(Dataset rows describing interfaces)
┏━━
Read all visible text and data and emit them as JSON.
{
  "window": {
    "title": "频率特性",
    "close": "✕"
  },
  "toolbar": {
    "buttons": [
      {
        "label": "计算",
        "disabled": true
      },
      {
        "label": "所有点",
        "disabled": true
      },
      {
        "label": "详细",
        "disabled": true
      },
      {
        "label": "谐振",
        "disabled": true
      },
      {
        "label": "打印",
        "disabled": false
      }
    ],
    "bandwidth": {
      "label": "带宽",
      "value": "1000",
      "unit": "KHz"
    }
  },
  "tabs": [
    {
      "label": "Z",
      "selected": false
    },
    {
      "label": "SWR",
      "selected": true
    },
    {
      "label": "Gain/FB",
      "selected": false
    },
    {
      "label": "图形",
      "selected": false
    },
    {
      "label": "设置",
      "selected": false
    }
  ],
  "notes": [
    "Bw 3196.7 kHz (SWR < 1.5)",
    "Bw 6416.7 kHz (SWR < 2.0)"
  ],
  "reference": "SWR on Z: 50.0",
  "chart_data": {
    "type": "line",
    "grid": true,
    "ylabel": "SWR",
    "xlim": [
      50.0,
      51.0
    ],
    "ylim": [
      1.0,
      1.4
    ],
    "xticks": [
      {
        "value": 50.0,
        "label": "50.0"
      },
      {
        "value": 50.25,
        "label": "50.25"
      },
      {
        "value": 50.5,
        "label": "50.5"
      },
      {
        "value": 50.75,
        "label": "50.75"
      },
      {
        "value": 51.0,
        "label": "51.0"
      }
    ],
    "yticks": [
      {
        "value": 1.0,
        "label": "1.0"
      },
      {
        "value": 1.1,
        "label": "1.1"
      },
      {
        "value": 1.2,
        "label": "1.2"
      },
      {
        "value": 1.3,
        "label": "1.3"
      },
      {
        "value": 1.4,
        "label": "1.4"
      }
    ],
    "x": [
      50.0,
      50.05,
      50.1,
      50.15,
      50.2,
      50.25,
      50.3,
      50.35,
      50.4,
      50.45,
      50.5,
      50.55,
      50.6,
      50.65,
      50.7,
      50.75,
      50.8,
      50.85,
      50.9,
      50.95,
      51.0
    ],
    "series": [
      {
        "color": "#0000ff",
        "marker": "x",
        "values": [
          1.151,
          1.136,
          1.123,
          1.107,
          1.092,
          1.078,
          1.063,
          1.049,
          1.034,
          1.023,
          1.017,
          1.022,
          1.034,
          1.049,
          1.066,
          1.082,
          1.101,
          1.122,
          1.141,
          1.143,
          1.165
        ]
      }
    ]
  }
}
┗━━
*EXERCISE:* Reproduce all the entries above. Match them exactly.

*RESULT FOR THIS TASK:*
Read all visible text and data and emit them as JSON.
{
  "window": {
    "title": "频率特性",
    "close": "✕"
  },
  "toolbar": {
    "buttons": [
      {
        "label": "计算",
        "disabled": true
      },
      {
        "label": "所有点",
        "disabled": true
      },
      {
        "label": "详细",
        "disabled": true
      },
      {
        "label": "谐振",
        "disabled": true
      },
      {
        "label": "打印",
        "disabled": false
      }
    ],
    "bandwidth": {
      "label": "带宽",
      "value": "1000",
      "unit": "KHz"
    }
  },
  "tabs": [
    {
      "label": "Z",
      "selected": false
    },
    {
      "label": "SWR",
      "selected": true
    },
    {
      "label": "Gain/FB",
      "selected": false
    },
    {
      "label": "图形",
      "selected": false
    },
    {
      "label": "设置",
      "selected": false
    }
  ],
  "notes": [
    "Bw 3196.7 kHz (SWR < 1.5)",
    "Bw 6416.7 kHz (SWR < 2.0)"
  ],
  "reference": "SWR on Z: 50.0",
  "chart_data": {
    "type": "line",
    "grid": true,
    "ylabel": "SWR",
    "xlim": [
      50.0,
      51.0
    ],
    "ylim": [
      1.0,
      1.4
    ],
    "xticks": [
      {
        "value": 50.0,
        "label": "50.0"
      },
      {
        "value": 50.25,
        "label": "50.25"
      },
      {
        "value": 50.5,
        "label": "50.5"
      },
      {
        "value": 50.75,
        "label": "50.75"
      },
      {
        "value": 51.0,
        "label": "51.0"
      }
    ],
    "yticks": [
      {
        "value": 1.0,
        "label": "1.0"
      },
      {
        "value": 1.1,
        "label": "1.1"
      },
      {
        "value": 1.2,
        "label": "1.2"
      },
      {
        "value": 1.3,
        "label": "1.3"
      },
      {
        "value": 1.4,
        "label": "1.4"
      }
    ],
    "x": [
      50.0,
      50.05,
      50.1,
      50.15,
      50.2,
      50.25,
      50.3,
      50.35,
      50.4,
      50.45,
      50.5,
      50.55,
      50.6,
      50.65,
      50.7,
      50.75,
      50.8,
      50.85,
      50.9,
      50.95,
      51.0
    ],
    "series": [
      {
        "color": "#0000ff",
        "marker": "x",
        "values": [
          1.151,
          1.136,
          1.123,
          1.107,
          1.092,
          1.078,
          1.063,
          1.049,
          1.034,
          1.023,
          1.017,
          1.022,
          1.034,
          1.049,
          1.066,
          1.082,
          1.101,
          1.122,
          1.141,
          1.143,
          1.165
        ]
      }
    ]
  }
}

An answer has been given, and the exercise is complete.